When the film’s protagonist, Michael Stone, (there’s meaning in the name ‘Stone’) attempts to pull his face apart, exposing the mechanics bits he shares with everyone else, he screams.
The early scenes of travel are full of apathy and indifference. The stop motion minutiae is perfect in detail – a pictographic phone that confuses as to which button orders food. Life is full of these infinitesimally small annoyances that cause stress and anxiety.
What’s the film’s story?
Essentially, it’s an extended seduction scene, followed by a nightmare, followed by absolution. The man, Michael Stone, is on a lecture tour for his book about customer service. He’s a cold, indifferent person. But he’s also scared of his remoteness, his inability to connect, a personal contradiction since his book is all about staff ‘connecting’ with customer. He knows he’s boring, and he finds everything around him boring.
The plot is modest, banal even: a boring businessman, a motivational speaker without much motivation, Stone, calls up an old flame and meets her for a drink in his one-night hotel. (How many times does that happen in a night the world over?) They have a chat, get angry, and go their separate ways. The hotel is a world within a world.
Later he chances on two besotted fans in a room down the corridor, there to attend his lecture next day. They have read his book. He’s flattered. Lonely, he invites them for drinks at the bar. He gets fixated on one, they drink too much, and Lisa, she of the title, goes back to his room for some steamy sex. That scene is a mixture of gentle comedy and deep sadness. The sex is graphic, probably the reason the film has attracted a 15 rating.
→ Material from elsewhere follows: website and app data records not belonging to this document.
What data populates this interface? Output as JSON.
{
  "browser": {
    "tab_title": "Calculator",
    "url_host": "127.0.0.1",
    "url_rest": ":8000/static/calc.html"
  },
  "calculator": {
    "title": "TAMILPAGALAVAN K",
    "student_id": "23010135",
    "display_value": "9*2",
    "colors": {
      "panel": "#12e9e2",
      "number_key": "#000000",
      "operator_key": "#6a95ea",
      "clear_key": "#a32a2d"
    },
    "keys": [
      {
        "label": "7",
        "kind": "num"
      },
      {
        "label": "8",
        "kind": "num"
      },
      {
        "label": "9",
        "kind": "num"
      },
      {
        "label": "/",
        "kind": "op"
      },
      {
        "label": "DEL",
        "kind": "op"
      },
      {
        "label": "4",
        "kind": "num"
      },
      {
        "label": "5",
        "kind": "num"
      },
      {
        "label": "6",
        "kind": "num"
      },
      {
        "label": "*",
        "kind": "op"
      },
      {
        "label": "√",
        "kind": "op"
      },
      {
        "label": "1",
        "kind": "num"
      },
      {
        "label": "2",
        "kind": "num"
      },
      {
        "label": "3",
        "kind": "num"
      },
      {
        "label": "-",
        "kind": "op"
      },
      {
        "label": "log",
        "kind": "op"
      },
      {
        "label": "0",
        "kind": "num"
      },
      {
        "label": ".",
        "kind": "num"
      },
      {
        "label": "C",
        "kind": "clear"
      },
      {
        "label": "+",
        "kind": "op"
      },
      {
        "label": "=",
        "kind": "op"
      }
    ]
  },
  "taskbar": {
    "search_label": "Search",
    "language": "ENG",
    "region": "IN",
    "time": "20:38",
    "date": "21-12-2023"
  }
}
Our protagonist experiences all we do when new to a large hotel: we avert our eyes from too prying reception staff, sigh at anonymous paintings on walls, wonder at the cost of massive flower displays changed daily, deal with half-smiling hotel staff, share embarrassing rides in elevators, sneer at the over-patterned carpets, walk miles of narrow corridors a thousand doors off and one cleaning cupboard, get annoyed by wonky key cards, and confused by drawn-out room service orders. Kaufman creates a claustrophobic world we recognise. The detail is amazing. He makes boredom entertaining to watch.
Stone speaks with a British accent, played by David Thewlis. The actor Tom Noonan plays every other character, male and female, except the Lisa of Stone’s lust. That role is given to Jennifer Jason Leigh, an actress once upon a time constricted by mannerisms, but here mature, subtle, and very vulnerable.
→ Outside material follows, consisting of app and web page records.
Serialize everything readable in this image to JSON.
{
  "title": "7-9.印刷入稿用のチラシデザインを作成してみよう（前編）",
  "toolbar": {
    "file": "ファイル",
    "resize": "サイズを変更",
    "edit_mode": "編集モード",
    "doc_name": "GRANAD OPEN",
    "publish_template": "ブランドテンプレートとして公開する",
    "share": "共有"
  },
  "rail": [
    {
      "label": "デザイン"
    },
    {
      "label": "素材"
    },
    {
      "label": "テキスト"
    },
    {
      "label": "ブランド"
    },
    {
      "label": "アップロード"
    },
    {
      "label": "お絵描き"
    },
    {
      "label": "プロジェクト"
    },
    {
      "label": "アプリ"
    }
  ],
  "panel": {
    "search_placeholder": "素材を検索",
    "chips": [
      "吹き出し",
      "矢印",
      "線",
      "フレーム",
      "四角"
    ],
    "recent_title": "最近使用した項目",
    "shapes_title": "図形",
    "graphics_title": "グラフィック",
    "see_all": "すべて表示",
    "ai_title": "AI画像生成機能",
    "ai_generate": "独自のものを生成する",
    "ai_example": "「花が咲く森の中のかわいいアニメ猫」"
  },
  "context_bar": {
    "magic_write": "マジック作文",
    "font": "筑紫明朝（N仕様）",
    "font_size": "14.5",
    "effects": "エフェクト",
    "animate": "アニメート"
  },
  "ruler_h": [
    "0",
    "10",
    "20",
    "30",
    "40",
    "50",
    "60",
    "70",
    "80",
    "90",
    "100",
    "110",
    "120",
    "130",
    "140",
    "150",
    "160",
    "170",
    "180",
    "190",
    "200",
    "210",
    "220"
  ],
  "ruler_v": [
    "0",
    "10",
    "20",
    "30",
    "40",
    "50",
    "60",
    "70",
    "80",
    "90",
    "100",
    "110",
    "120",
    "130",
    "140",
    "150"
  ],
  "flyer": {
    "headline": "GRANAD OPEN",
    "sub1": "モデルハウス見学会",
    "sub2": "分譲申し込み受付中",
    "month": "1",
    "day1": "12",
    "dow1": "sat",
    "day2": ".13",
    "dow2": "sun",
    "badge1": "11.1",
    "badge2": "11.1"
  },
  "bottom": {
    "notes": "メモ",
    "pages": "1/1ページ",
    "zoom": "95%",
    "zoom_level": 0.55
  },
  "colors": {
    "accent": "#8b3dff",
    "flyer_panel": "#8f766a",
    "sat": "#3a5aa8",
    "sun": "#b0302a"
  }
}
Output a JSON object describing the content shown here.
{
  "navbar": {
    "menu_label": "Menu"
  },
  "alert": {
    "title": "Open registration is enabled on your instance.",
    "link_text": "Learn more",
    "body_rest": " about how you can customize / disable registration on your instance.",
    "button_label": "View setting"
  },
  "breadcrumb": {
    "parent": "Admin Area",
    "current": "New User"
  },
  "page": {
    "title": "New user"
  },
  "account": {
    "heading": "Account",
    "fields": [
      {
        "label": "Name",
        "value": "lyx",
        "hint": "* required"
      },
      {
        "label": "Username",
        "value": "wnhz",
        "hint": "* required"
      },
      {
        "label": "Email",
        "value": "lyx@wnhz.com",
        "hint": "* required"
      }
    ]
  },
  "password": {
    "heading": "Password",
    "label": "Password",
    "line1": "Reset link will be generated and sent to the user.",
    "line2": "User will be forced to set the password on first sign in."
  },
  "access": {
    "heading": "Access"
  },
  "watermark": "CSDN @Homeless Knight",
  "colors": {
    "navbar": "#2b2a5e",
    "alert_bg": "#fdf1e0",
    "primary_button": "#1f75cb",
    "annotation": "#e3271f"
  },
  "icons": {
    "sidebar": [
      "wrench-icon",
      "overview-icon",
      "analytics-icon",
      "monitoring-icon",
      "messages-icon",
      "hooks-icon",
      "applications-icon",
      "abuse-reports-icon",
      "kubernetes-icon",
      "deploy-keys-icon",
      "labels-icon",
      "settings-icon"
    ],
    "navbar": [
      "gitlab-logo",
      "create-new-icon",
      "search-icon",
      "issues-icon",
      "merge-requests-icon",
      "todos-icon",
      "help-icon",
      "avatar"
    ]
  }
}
A work of high ability
Some critical quarters claim the film is a work of genius. That’s a hard one to justify considering the location and incidents are commonplace.
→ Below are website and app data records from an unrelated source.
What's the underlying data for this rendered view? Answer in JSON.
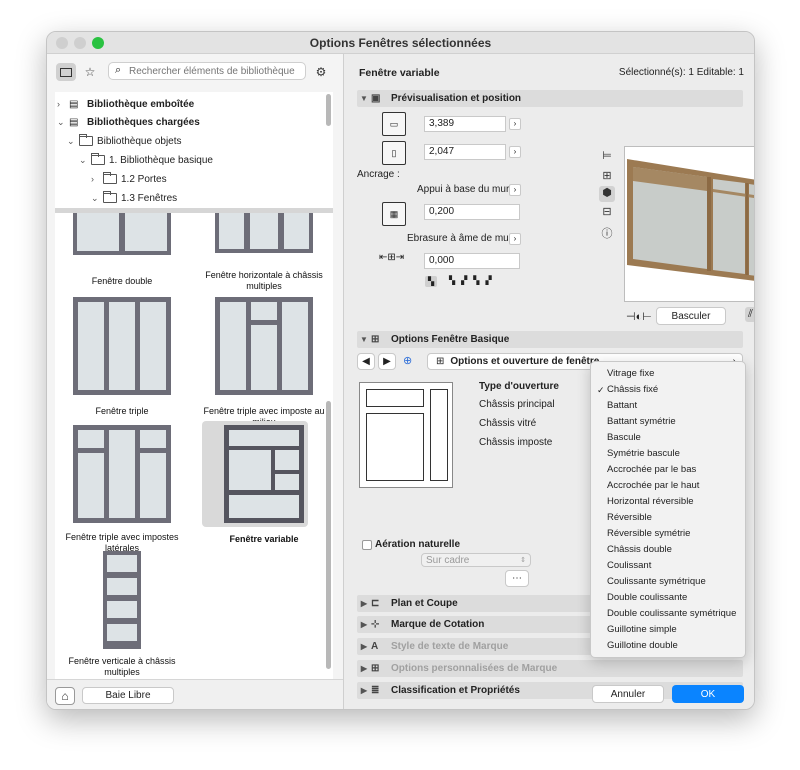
{
  "window": {
    "title": "Options Fenêtres sélectionnées"
  },
  "left": {
    "search_placeholder": "Rechercher éléments de bibliothèque",
    "tree": [
      {
        "label": "Bibliothèque emboîtée",
        "bold": true
      },
      {
        "label": "Bibliothèques chargées",
        "bold": true
      },
      {
        "label": "Bibliothèque objets",
        "bold": false
      },
      {
        "label": "1. Bibliothèque basique",
        "bold": false
      },
      {
        "label": "1.2 Portes",
        "bold": false
      },
      {
        "label": "1.3 Fenêtres",
        "bold": false
      }
    ],
    "tiles": [
      "Fenêtre double",
      "Fenêtre horizontale à châssis multiples",
      "Fenêtre triple",
      "Fenêtre triple avec imposte au milieu",
      "Fenêtre triple avec impostes latérales",
      "Fenêtre variable",
      "Fenêtre verticale à châssis multiples"
    ],
    "bottom_button": "Baie Libre"
  },
  "right": {
    "object_name": "Fenêtre variable",
    "selection_info": "Sélectionné(s): 1 Editable: 1",
    "sections": {
      "preview": "Prévisualisation et position",
      "basic": "Options Fenêtre Basique",
      "plan": "Plan et Coupe",
      "dim": "Marque de Cotation",
      "style": "Style de texte de Marque",
      "custom": "Options personnalisées de Marque",
      "classif": "Classification et Propriétés"
    },
    "width_value": "3,389",
    "height_value": "2,047",
    "anchor_label": "Ancrage :",
    "anchor_dropdown": "Appui à base du mur",
    "anchor_value": "0,200",
    "reveal_dropdown": "Ebrasure à âme de mur",
    "reveal_value": "0,000",
    "flip_button": "Basculer",
    "page_selector": "Options et ouverture de fenêtre...",
    "opening_title": "Type d'ouverture",
    "opening_rows": [
      "Châssis principal",
      "Châssis vitré",
      "Châssis imposte"
    ],
    "ventilation_label": "Aération naturelle",
    "ventilation_value": "Sur cadre",
    "cancel": "Annuler",
    "ok": "OK"
  },
  "menu": {
    "items": [
      "Vitrage fixe",
      "Châssis fixé",
      "Battant",
      "Battant symétrie",
      "Bascule",
      "Symétrie bascule",
      "Accrochée par le bas",
      "Accrochée par le haut",
      "Horizontal réversible",
      "Réversible",
      "Réversible symétrie",
      "Châssis double",
      "Coulissant",
      "Coulissante symétrique",
      "Double coulissante",
      "Double coulissante symétrique",
      "Guillotine simple",
      "Guillotine double"
    ],
    "checked": "Châssis fixé"
  }
}
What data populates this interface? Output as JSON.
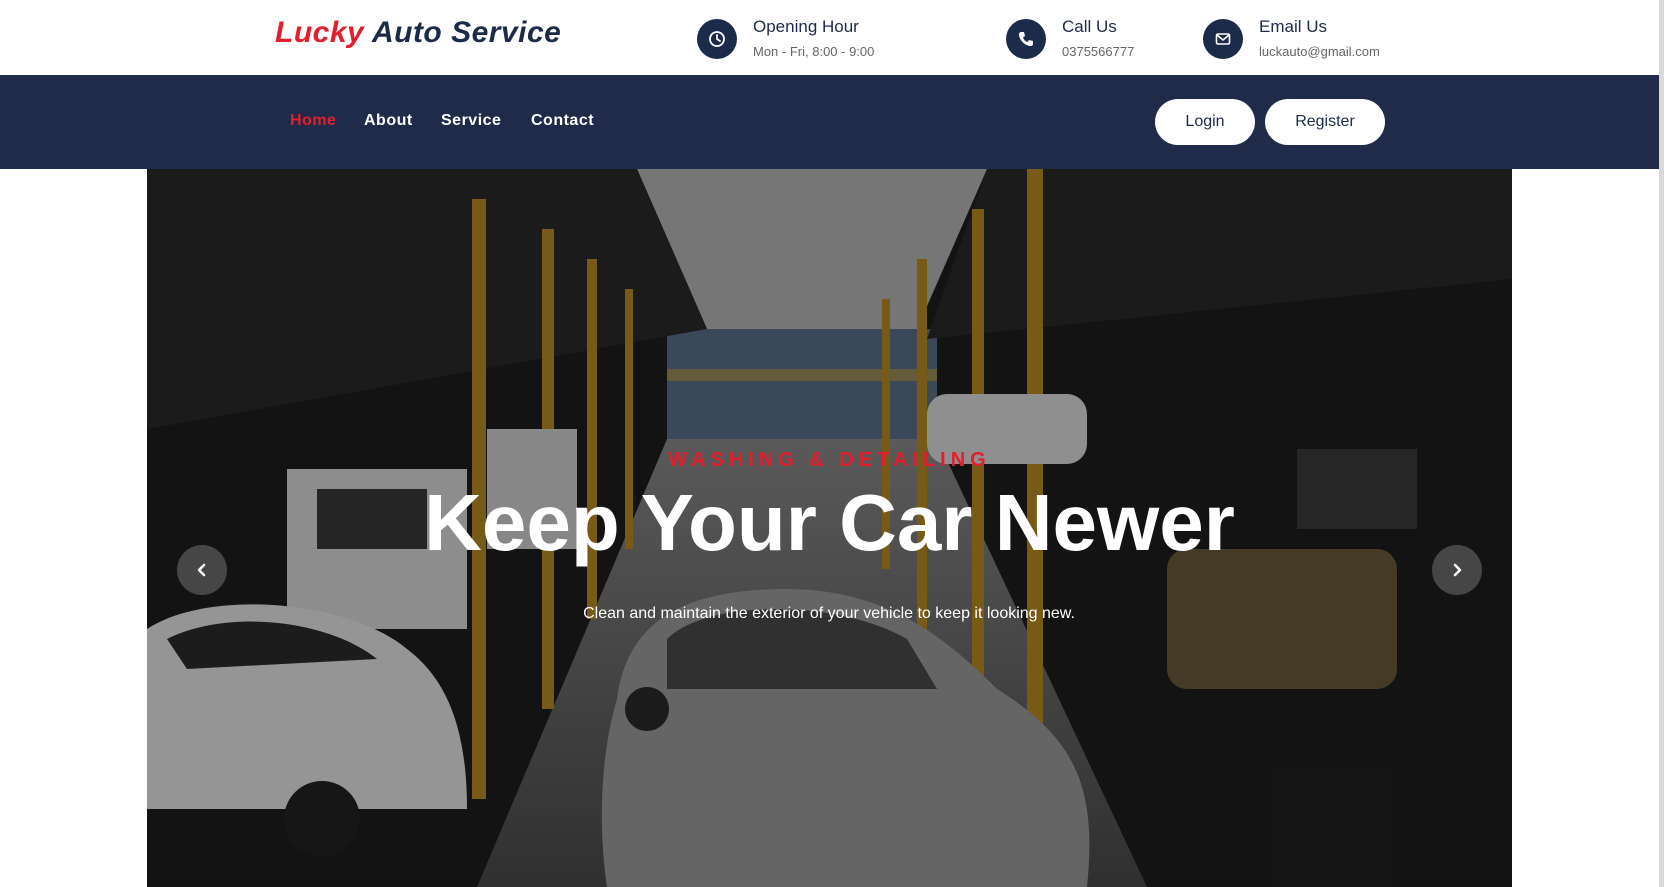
{
  "brand": {
    "name_accent": "Lucky",
    "name_main": "Auto Service"
  },
  "info": [
    {
      "title": "Opening Hour",
      "value": "Mon - Fri, 8:00 - 9:00",
      "icon": "clock-icon"
    },
    {
      "title": "Call Us",
      "value": "0375566777",
      "icon": "phone-icon"
    },
    {
      "title": "Email Us",
      "value": "luckauto@gmail.com",
      "icon": "envelope-icon"
    }
  ],
  "nav": {
    "items": [
      {
        "label": "Home",
        "active": true
      },
      {
        "label": "About"
      },
      {
        "label": "Service"
      },
      {
        "label": "Contact"
      }
    ],
    "login": "Login",
    "register": "Register"
  },
  "hero": {
    "eyebrow": "WASHING & DETAILING",
    "headline": "Keep Your Car Newer",
    "description": "Clean and maintain the exterior of your vehicle to keep it looking new."
  },
  "colors": {
    "accent": "#e31e2d",
    "navy": "#1f2b49"
  }
}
With all Kaufman’s work I get the feeling I’m watching a Jewish guy kvetching. To a practical Scot like me, that trait errs on the narcissistic side. But the film in script, pace, and forthrightness is flawless. That makes it a work of high intelligence. But is it drama?
Well, the sound effects are riveting, sounds you’ve not been conscious of in other films. The landscape is familiar and that too holds your attention. But drama?
The film is a mixture of beguiling poignancy, emotional honesty, a funny-sad study of melancholy and wasted love. Kaufman show us an element of our own fragility and wonders if we can truly love anybody other than ourselves.
“Always remember the customer is an individual just like you,” reads Michael to a convention hall of Ohio businessmen. He sighs, “Sometimes there’s no lesson. That’s a lesson in itself.”
Kaufman has spent his career trying to explore human behaviour. Is he a good tour guide? Only the cinemagoer able to analyse Self can answer that one.
- Star rating: Four stars
- Writer: Charlie Kaufman
- Directors: Charlie Kaufman and Duke Johnson
- Duration: 90 minutes